◆ WORK ORDER
Print all the data, keeping every line exactly as it is.
++++ DATA SHOWN ++++
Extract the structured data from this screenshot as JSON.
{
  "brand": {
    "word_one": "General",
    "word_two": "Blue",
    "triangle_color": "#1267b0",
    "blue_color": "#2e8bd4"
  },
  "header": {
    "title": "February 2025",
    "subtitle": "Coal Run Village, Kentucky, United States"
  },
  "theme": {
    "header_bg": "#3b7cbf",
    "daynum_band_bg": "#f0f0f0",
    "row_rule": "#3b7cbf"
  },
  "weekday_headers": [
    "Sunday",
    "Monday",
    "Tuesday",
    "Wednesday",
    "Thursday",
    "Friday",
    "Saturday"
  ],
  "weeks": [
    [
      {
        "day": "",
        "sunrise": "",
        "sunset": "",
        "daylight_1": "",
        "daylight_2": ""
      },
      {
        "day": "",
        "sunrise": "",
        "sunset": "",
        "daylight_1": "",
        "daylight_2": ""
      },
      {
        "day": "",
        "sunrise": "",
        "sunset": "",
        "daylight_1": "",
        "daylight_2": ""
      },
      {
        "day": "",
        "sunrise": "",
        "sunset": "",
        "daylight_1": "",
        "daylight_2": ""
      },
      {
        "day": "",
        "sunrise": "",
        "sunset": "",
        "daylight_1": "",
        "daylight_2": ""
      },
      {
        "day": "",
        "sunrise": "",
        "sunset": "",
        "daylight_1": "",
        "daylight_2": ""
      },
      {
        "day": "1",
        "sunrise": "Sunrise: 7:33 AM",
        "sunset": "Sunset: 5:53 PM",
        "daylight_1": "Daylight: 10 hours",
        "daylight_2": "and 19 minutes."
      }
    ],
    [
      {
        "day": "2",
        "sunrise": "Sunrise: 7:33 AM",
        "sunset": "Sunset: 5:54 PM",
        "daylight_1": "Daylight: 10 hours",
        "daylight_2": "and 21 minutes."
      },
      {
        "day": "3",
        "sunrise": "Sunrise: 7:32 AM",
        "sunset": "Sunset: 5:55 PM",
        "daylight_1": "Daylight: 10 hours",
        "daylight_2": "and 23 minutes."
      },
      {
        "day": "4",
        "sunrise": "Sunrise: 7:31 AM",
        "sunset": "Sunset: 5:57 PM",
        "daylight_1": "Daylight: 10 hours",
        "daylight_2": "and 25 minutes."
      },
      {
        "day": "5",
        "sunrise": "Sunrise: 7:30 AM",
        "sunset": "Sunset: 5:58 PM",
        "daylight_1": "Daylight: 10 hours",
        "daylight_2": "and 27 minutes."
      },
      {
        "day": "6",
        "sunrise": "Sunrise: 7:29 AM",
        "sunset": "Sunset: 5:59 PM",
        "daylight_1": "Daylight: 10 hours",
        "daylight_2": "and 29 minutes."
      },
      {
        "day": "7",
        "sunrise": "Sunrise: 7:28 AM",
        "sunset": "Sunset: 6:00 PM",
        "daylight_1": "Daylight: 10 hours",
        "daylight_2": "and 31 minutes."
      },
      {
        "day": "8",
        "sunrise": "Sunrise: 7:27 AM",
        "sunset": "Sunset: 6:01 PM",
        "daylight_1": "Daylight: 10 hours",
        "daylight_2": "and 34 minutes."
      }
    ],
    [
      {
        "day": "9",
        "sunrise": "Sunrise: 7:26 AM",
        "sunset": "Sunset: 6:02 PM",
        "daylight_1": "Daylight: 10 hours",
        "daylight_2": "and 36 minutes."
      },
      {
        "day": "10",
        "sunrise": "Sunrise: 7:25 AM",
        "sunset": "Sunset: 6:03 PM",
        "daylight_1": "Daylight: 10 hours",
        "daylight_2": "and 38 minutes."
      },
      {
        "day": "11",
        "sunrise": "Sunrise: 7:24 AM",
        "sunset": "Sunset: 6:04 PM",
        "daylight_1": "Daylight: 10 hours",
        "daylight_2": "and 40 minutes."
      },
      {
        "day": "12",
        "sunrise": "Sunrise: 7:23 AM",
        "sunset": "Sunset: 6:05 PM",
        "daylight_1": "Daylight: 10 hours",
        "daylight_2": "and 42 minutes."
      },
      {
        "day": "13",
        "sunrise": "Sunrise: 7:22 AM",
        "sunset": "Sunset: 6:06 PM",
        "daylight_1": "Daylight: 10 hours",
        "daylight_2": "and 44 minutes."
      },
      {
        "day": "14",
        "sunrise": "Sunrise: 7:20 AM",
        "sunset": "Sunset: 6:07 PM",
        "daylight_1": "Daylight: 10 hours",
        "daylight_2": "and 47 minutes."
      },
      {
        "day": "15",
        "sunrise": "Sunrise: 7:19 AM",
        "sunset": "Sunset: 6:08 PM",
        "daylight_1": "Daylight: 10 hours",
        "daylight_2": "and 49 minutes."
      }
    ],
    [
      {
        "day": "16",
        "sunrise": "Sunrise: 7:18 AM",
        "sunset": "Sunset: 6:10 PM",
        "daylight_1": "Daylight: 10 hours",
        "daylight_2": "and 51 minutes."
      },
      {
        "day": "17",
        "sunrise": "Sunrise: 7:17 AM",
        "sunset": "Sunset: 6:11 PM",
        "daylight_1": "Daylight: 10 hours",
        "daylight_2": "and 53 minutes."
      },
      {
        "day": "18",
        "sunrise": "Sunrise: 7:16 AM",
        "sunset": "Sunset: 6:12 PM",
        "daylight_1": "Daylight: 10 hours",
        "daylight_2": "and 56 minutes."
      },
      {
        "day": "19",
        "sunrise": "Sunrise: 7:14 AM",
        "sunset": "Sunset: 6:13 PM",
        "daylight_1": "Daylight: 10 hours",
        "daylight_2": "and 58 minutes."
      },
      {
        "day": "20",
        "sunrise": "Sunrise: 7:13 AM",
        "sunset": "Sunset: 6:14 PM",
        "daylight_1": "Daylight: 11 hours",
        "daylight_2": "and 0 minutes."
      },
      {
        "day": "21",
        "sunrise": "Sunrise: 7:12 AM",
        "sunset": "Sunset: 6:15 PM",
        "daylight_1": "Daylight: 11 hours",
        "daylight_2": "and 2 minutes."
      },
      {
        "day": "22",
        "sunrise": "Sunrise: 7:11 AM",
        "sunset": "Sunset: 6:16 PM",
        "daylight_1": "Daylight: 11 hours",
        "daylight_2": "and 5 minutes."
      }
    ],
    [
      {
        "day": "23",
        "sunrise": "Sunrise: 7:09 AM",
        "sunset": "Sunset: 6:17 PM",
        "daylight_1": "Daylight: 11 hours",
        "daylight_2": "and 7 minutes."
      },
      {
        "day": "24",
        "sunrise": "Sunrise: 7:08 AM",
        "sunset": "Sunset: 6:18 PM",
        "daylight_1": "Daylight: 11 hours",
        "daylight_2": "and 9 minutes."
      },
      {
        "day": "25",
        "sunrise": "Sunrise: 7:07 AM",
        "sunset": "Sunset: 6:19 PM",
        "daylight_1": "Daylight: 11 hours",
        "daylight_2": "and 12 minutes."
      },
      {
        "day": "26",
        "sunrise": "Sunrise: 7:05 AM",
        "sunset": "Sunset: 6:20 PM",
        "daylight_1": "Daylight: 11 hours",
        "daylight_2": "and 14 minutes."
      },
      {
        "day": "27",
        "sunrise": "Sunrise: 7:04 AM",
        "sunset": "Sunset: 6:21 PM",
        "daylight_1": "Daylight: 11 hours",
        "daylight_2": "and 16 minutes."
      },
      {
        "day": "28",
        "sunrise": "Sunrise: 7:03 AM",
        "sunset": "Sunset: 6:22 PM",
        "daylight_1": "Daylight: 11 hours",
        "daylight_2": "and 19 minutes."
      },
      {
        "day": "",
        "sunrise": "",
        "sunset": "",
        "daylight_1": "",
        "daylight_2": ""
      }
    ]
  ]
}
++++
◆ RESPONSE AREA
Extract the structured data from this screenshot as JSON.
{
  "brand": {
    "word_one": "General",
    "word_two": "Blue",
    "triangle_color": "#1267b0",
    "blue_color": "#2e8bd4"
  },
  "header": {
    "title": "February 2025",
    "subtitle": "Coal Run Village, Kentucky, United States"
  },
  "theme": {
    "header_bg": "#3b7cbf",
    "daynum_band_bg": "#f0f0f0",
    "row_rule": "#3b7cbf"
  },
  "weekday_headers": [
    "Sunday",
    "Monday",
    "Tuesday",
    "Wednesday",
    "Thursday",
    "Friday",
    "Saturday"
  ],
  "weeks": [
    [
      {
        "day": "",
        "sunrise": "",
        "sunset": "",
        "daylight_1": "",
        "daylight_2": ""
      },
      {
        "day": "",
        "sunrise": "",
        "sunset": "",
        "daylight_1": "",
        "daylight_2": ""
      },
      {
        "day": "",
        "sunrise": "",
        "sunset": "",
        "daylight_1": "",
        "daylight_2": ""
      },
      {
        "day": "",
        "sunrise": "",
        "sunset": "",
        "daylight_1": "",
        "daylight_2": ""
      },
      {
        "day": "",
        "sunrise": "",
        "sunset": "",
        "daylight_1": "",
        "daylight_2": ""
      },
      {
        "day": "",
        "sunrise": "",
        "sunset": "",
        "daylight_1": "",
        "daylight_2": ""
      },
      {
        "day": "1",
        "sunrise": "Sunrise: 7:33 AM",
        "sunset": "Sunset: 5:53 PM",
        "daylight_1": "Daylight: 10 hours",
        "daylight_2": "and 19 minutes."
      }
    ],
    [
      {
        "day": "2",
        "sunrise": "Sunrise: 7:33 AM",
        "sunset": "Sunset: 5:54 PM",
        "daylight_1": "Daylight: 10 hours",
        "daylight_2": "and 21 minutes."
      },
      {
        "day": "3",
        "sunrise": "Sunrise: 7:32 AM",
        "sunset": "Sunset: 5:55 PM",
        "daylight_1": "Daylight: 10 hours",
        "daylight_2": "and 23 minutes."
      },
      {
        "day": "4",
        "sunrise": "Sunrise: 7:31 AM",
        "sunset": "Sunset: 5:57 PM",
        "daylight_1": "Daylight: 10 hours",
        "daylight_2": "and 25 minutes."
      },
      {
        "day": "5",
        "sunrise": "Sunrise: 7:30 AM",
        "sunset": "Sunset: 5:58 PM",
        "daylight_1": "Daylight: 10 hours",
        "daylight_2": "and 27 minutes."
      },
      {
        "day": "6",
        "sunrise": "Sunrise: 7:29 AM",
        "sunset": "Sunset: 5:59 PM",
        "daylight_1": "Daylight: 10 hours",
        "daylight_2": "and 29 minutes."
      },
      {
        "day": "7",
        "sunrise": "Sunrise: 7:28 AM",
        "sunset": "Sunset: 6:00 PM",
        "daylight_1": "Daylight: 10 hours",
        "daylight_2": "and 31 minutes."
      },
      {
        "day": "8",
        "sunrise": "Sunrise: 7:27 AM",
        "sunset": "Sunset: 6:01 PM",
        "daylight_1": "Daylight: 10 hours",
        "daylight_2": "and 34 minutes."
      }
    ],
    [
      {
        "day": "9",
        "sunrise": "Sunrise: 7:26 AM",
        "sunset": "Sunset: 6:02 PM",
        "daylight_1": "Daylight: 10 hours",
        "daylight_2": "and 36 minutes."
      },
      {
        "day": "10",
        "sunrise": "Sunrise: 7:25 AM",
        "sunset": "Sunset: 6:03 PM",
        "daylight_1": "Daylight: 10 hours",
        "daylight_2": "and 38 minutes."
      },
      {
        "day": "11",
        "sunrise": "Sunrise: 7:24 AM",
        "sunset": "Sunset: 6:04 PM",
        "daylight_1": "Daylight: 10 hours",
        "daylight_2": "and 40 minutes."
      },
      {
        "day": "12",
        "sunrise": "Sunrise: 7:23 AM",
        "sunset": "Sunset: 6:05 PM",
        "daylight_1": "Daylight: 10 hours",
        "daylight_2": "and 42 minutes."
      },
      {
        "day": "13",
        "sunrise": "Sunrise: 7:22 AM",
        "sunset": "Sunset: 6:06 PM",
        "daylight_1": "Daylight: 10 hours",
        "daylight_2": "and 44 minutes."
      },
      {
        "day": "14",
        "sunrise": "Sunrise: 7:20 AM",
        "sunset": "Sunset: 6:07 PM",
        "daylight_1": "Daylight: 10 hours",
        "daylight_2": "and 47 minutes."
      },
      {
        "day": "15",
        "sunrise": "Sunrise: 7:19 AM",
        "sunset": "Sunset: 6:08 PM",
        "daylight_1": "Daylight: 10 hours",
        "daylight_2": "and 49 minutes."
      }
    ],
    [
      {
        "day": "16",
        "sunrise": "Sunrise: 7:18 AM",
        "sunset": "Sunset: 6:10 PM",
        "daylight_1": "Daylight: 10 hours",
        "daylight_2": "and 51 minutes."
      },
      {
        "day": "17",
        "sunrise": "Sunrise: 7:17 AM",
        "sunset": "Sunset: 6:11 PM",
        "daylight_1": "Daylight: 10 hours",
        "daylight_2": "and 53 minutes."
      },
      {
        "day": "18",
        "sunrise": "Sunrise: 7:16 AM",
        "sunset": "Sunset: 6:12 PM",
        "daylight_1": "Daylight: 10 hours",
        "daylight_2": "and 56 minutes."
      },
      {
        "day": "19",
        "sunrise": "Sunrise: 7:14 AM",
        "sunset": "Sunset: 6:13 PM",
        "daylight_1": "Daylight: 10 hours",
        "daylight_2": "and 58 minutes."
      },
      {
        "day": "20",
        "sunrise": "Sunrise: 7:13 AM",
        "sunset": "Sunset: 6:14 PM",
        "daylight_1": "Daylight: 11 hours",
        "daylight_2": "and 0 minutes."
      },
      {
        "day": "21",
        "sunrise": "Sunrise: 7:12 AM",
        "sunset": "Sunset: 6:15 PM",
        "daylight_1": "Daylight: 11 hours",
        "daylight_2": "and 2 minutes."
      },
      {
        "day": "22",
        "sunrise": "Sunrise: 7:11 AM",
        "sunset": "Sunset: 6:16 PM",
        "daylight_1": "Daylight: 11 hours",
        "daylight_2": "and 5 minutes."
      }
    ],
    [
      {
        "day": "23",
        "sunrise": "Sunrise: 7:09 AM",
        "sunset": "Sunset: 6:17 PM",
        "daylight_1": "Daylight: 11 hours",
        "daylight_2": "and 7 minutes."
      },
      {
        "day": "24",
        "sunrise": "Sunrise: 7:08 AM",
        "sunset": "Sunset: 6:18 PM",
        "daylight_1": "Daylight: 11 hours",
        "daylight_2": "and 9 minutes."
      },
      {
        "day": "25",
        "sunrise": "Sunrise: 7:07 AM",
        "sunset": "Sunset: 6:19 PM",
        "daylight_1": "Daylight: 11 hours",
        "daylight_2": "and 12 minutes."
      },
      {
        "day": "26",
        "sunrise": "Sunrise: 7:05 AM",
        "sunset": "Sunset: 6:20 PM",
        "daylight_1": "Daylight: 11 hours",
        "daylight_2": "and 14 minutes."
      },
      {
        "day": "27",
        "sunrise": "Sunrise: 7:04 AM",
        "sunset": "Sunset: 6:21 PM",
        "daylight_1": "Daylight: 11 hours",
        "daylight_2": "and 16 minutes."
      },
      {
        "day": "28",
        "sunrise": "Sunrise: 7:03 AM",
        "sunset": "Sunset: 6:22 PM",
        "daylight_1": "Daylight: 11 hours",
        "daylight_2": "and 19 minutes."
      },
      {
        "day": "",
        "sunrise": "",
        "sunset": "",
        "daylight_1": "",
        "daylight_2": ""
      }
    ]
  ]
}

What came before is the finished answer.